We started with raw land and there have been a series of delays.
This picture shows SymSoil’s Suisun Valley location in mid-March.
The most recent delay was due to the landlord needing more time to clear debris. He also engaging in an agricultural burn.
Some of the sparks flew from the fire into one of our wood chip piles causing a few hours of exhausting excitement. The final burns and stump removal will happen early next week, before the end of the burn season.
Our tractor is rented from, and shared with, the landlord and we can already foresee the need for our own – with slightly different specifications and also the ability to use it in other locations for SymSoil’s on-farm composting services for nearby farms.
Recent trucks and the stump removal have created a need for additional grading of the area.
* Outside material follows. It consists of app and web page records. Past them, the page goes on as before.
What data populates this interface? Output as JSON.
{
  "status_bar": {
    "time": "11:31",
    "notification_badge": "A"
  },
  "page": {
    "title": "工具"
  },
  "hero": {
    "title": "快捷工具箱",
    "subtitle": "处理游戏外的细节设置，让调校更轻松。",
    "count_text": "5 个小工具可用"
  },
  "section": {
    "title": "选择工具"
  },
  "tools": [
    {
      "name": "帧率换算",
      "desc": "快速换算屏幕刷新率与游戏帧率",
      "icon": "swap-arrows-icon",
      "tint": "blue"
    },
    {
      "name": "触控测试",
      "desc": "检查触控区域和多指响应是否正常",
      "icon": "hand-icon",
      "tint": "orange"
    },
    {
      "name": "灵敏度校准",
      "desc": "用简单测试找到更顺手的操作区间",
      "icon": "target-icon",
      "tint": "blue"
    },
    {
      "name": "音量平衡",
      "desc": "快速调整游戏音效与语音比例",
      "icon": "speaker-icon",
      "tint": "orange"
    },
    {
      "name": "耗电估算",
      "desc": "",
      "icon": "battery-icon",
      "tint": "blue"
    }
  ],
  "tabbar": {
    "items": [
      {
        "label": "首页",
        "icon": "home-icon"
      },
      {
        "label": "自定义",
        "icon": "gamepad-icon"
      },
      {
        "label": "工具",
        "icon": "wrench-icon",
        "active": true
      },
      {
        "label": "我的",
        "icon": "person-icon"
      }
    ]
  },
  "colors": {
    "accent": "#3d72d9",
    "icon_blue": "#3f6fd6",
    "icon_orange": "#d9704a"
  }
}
Our entire acre is now cleared and graded (with the exception of one huge stump) and chip spreading has recommenced and will continue over the next day or two
Chip placement and Batch One move
Another delay was occasioned by not having enough equipment – we rented 2 additional trucks on a short-term basis and 3 trailers. Our President for Science, Katharine Hinson, now has one to move materials to and from the Soil Food Institute’s project in Carmel Valley, her on-farm locations near Watsonville and the company’s Suisun Valley location. This a preview of the logistics of our multi-hub, each with many spoke strategy.
We need to raise investor funds quickly to buy or rent larger trailers, our own tractor and a low-boy to move our equipment to composting service customer locations. Renting isn’t always the best option: the Vacaville Aaction rent trailers had been used for moving asphalt and were, from SymSoil’s perspective, contaminated with material harmful to soil microbes.
The best news of the week is that Cuauhtemoc Landeros is back from his project in Mexico and will be active in loading the remaining Batch One material stored in Sonoma County.
Tent is up and SymSoil’s largest brewer (1,150 gallons) has been moved to a more convenient location. The tent is secured against wind and will be available to store raw materials, buckets and other packaged inventory and for some work processes that will take place there. End closures will be installed shortly.
The fungal bins are nearly done and have been filled with multiple strains of fast growing fungi, as well as spores from indigenous fungal strains. The corners will be re-anchored with heavy posts for greater stability.
SymSoil Inc., a Benefit Corporation (B), is a leader in development of biological soil amendments for agriculture that restores the microbes that provide the right food to the plant roots, improving plant health, and making food more tasty and nutrient dense, the way nature intended. These indigenous crop and regional soil specific microbes regenerate the soil significantly increasing crop yields and nutrient density in food. For more information call 833-SYMSOIL (833-796-7645)